Hello everyone – First of all I’d like to thank Liz for having me on her blog to tell you a bit about Melbourne. Why? Easy - my latest book “Innocent Tears” is set in this very southern city. We’re talking Melbourne Australia – 4.1 Mio in population, currently buzzing with horseracing, soon host of international cricket games  AND host of the Australian Open every year in January.

But this is not supposed to be an ad for Melbourne, but a bit of background for my story. I live about 100 km west of Melbourne – small town, but just right to raise children and just the right distance to be able to hop to Melbourne and enjoy the international flair of the Arts, Sports or Entertainment.

Melbourne is a constant buzz. A melting pot and has something on offer for everyone. My favourite spot? Probably along the Yarra River, and I added a little scene into the book, where Flynn, the main character, watches the world go by as he looks over Southbank. 

The city with four seasons in one day has a lot to offer, not only the beach, but also the mountains, which are only an hour or two away. The marine life, and one of the most popular surf beaches in the world: Bells Beach where they filmed “Point Break” with Keanu Reeves and Patrick Swayze.

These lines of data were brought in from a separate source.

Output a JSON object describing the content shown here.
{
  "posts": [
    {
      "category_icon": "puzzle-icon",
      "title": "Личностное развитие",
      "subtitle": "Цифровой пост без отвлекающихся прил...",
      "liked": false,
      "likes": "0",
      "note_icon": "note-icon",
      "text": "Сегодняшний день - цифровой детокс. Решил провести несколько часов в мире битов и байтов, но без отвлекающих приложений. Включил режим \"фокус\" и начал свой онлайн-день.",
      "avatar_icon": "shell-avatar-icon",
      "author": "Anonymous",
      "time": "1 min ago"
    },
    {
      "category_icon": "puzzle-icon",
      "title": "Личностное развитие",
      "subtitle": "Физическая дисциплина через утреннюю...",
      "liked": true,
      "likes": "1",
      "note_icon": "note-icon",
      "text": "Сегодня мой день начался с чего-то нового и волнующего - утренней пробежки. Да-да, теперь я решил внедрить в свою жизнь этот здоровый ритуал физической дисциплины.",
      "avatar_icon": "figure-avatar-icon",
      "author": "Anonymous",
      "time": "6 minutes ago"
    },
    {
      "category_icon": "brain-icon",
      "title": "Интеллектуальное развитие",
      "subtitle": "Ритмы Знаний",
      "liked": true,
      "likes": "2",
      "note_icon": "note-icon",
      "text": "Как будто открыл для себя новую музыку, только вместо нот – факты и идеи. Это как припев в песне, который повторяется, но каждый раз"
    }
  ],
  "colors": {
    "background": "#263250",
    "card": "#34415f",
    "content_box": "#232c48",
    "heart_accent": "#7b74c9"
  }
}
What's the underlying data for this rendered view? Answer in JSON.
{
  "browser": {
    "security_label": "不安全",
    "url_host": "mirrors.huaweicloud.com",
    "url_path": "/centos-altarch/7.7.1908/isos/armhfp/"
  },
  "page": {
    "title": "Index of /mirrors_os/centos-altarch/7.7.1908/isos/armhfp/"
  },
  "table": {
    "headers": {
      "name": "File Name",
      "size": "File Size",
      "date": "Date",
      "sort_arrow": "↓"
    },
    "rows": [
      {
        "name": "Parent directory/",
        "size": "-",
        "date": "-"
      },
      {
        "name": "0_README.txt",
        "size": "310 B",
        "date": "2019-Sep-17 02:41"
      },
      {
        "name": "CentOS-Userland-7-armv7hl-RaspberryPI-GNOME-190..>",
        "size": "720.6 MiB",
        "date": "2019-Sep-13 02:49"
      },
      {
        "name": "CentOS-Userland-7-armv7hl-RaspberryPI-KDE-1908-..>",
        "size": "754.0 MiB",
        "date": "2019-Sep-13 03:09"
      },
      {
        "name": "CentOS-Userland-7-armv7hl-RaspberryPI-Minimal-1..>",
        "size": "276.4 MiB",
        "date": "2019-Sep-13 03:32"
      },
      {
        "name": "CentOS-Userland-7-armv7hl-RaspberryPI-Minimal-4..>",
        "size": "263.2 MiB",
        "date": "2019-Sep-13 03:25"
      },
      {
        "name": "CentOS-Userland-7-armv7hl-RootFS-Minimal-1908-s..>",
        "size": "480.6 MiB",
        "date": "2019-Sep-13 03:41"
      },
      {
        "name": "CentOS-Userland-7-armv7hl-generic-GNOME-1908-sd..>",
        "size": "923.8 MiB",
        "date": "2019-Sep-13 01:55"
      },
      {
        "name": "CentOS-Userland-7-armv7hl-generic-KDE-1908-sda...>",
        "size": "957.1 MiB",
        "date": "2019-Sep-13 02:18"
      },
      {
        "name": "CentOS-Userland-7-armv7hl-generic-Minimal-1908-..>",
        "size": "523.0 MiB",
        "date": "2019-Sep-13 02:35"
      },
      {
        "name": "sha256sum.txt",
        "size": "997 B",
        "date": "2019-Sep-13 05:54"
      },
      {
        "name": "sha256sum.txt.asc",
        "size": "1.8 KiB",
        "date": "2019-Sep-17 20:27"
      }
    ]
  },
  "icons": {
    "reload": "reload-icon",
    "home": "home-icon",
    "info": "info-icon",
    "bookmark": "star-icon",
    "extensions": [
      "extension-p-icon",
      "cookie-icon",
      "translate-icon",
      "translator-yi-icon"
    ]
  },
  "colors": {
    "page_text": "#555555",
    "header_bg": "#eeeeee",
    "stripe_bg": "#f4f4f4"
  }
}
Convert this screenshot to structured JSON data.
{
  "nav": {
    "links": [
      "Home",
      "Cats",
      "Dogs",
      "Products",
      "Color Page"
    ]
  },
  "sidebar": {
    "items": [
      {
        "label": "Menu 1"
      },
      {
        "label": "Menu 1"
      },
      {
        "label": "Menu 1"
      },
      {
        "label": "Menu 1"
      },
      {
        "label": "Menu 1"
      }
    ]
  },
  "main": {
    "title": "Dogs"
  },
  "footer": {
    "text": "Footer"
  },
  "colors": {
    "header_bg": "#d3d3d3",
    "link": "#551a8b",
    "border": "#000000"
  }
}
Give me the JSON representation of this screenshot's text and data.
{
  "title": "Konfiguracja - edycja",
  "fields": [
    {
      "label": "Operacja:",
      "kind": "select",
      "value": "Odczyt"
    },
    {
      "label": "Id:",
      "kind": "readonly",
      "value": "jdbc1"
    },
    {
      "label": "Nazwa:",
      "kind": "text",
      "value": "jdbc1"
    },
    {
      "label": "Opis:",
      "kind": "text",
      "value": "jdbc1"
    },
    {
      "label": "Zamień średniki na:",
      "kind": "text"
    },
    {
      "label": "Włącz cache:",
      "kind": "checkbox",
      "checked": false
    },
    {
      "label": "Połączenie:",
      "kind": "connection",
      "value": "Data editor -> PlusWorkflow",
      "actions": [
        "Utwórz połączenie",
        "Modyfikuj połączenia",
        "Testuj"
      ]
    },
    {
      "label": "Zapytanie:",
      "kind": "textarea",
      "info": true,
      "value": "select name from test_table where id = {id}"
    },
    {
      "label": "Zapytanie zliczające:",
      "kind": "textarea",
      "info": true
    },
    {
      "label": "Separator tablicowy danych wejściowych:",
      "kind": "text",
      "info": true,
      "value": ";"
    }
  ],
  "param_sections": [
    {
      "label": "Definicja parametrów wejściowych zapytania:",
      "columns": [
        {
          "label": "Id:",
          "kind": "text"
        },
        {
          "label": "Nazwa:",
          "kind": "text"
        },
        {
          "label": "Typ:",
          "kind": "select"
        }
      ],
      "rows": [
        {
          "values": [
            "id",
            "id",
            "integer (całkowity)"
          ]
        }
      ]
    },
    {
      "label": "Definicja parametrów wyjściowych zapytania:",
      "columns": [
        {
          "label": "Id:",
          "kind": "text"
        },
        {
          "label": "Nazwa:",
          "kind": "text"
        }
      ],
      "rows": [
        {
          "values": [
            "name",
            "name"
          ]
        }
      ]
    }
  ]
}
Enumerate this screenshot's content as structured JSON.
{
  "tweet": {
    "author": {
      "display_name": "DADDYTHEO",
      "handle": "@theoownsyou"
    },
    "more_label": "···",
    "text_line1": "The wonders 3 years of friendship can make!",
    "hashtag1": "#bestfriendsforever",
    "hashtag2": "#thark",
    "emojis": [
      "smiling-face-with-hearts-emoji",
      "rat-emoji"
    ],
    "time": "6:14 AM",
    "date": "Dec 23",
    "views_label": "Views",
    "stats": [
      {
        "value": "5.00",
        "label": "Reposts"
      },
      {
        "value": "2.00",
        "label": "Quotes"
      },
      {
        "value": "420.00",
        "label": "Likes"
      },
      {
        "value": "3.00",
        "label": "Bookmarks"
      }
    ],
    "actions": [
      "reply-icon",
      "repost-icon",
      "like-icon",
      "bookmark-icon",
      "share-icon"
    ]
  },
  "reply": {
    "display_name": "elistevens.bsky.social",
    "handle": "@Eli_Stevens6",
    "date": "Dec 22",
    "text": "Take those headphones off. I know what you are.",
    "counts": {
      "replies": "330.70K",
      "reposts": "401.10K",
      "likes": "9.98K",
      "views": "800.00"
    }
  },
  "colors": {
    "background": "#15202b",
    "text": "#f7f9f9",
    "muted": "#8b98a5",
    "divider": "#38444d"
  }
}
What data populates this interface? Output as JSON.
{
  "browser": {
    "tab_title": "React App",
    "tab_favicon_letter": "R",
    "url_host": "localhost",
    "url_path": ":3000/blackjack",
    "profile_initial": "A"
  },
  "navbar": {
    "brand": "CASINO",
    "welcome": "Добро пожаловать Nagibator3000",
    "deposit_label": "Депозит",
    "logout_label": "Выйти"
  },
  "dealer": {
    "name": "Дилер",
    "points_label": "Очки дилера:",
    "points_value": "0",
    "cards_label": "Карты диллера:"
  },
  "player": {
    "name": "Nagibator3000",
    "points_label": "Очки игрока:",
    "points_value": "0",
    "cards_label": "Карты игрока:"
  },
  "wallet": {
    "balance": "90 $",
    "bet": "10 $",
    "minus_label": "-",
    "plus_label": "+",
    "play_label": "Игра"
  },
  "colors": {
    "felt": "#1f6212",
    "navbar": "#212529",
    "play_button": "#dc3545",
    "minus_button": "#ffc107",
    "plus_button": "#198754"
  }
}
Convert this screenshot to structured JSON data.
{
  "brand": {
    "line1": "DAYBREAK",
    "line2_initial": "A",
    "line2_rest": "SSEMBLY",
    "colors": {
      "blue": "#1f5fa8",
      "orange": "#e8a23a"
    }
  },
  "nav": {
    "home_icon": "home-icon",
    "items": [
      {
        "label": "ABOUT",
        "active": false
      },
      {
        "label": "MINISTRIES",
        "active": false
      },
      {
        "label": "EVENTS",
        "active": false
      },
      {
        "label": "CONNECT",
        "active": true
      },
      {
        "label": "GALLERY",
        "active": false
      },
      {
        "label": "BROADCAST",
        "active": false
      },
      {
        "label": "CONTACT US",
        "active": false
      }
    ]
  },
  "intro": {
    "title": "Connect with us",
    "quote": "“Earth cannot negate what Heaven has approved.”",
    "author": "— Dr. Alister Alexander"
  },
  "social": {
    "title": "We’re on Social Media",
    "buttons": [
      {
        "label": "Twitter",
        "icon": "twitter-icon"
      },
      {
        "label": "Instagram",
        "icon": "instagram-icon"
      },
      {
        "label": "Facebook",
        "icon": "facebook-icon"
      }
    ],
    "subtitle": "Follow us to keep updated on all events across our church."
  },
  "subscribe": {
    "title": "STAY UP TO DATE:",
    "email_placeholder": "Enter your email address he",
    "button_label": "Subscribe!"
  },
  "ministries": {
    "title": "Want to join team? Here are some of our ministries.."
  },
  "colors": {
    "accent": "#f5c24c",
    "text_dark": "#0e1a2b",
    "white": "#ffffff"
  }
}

 For me that was the perfect setting for “Innocent Tears” where the two worlds of Flynn, Business Lawyer, and little Nadine, only six years old, collide.

Thank you all for stopping by. I appreciate it!


Becoming a parent can be daunting at the best of times, but for Flynn, a business lawyer in Melbourne, it almost pulls the feet from right underneath him. He’s become a father to six-year-old Nadine literally overnight! He had no idea about her existence, and the news throws him into chaos, even more so when he is asked to take over custody. 

With the help of Emma, an employee at the hotel where Nadine and her grandparents are staying, and his parents, Flynn tries to do the right thing. Yet, the right thing in his eyes differs from his parents’, and Emma is voicing her opinion as well. And right in the middle is little Nadine, still grieving the loss of her mother and finding a wonderful friend in Emma. There’s no doubt she’s afraid where and with whom she will settle.

But in the end, it’s a letter Flynn receives that helps him figuring out what to do.

Where you can buy “Innocent Tears”

Where you can find me online:

Thank you, Iris - very best of luck with Innocent Tears,  it sounds a fabulous read and I would love to go to Melbourne one day.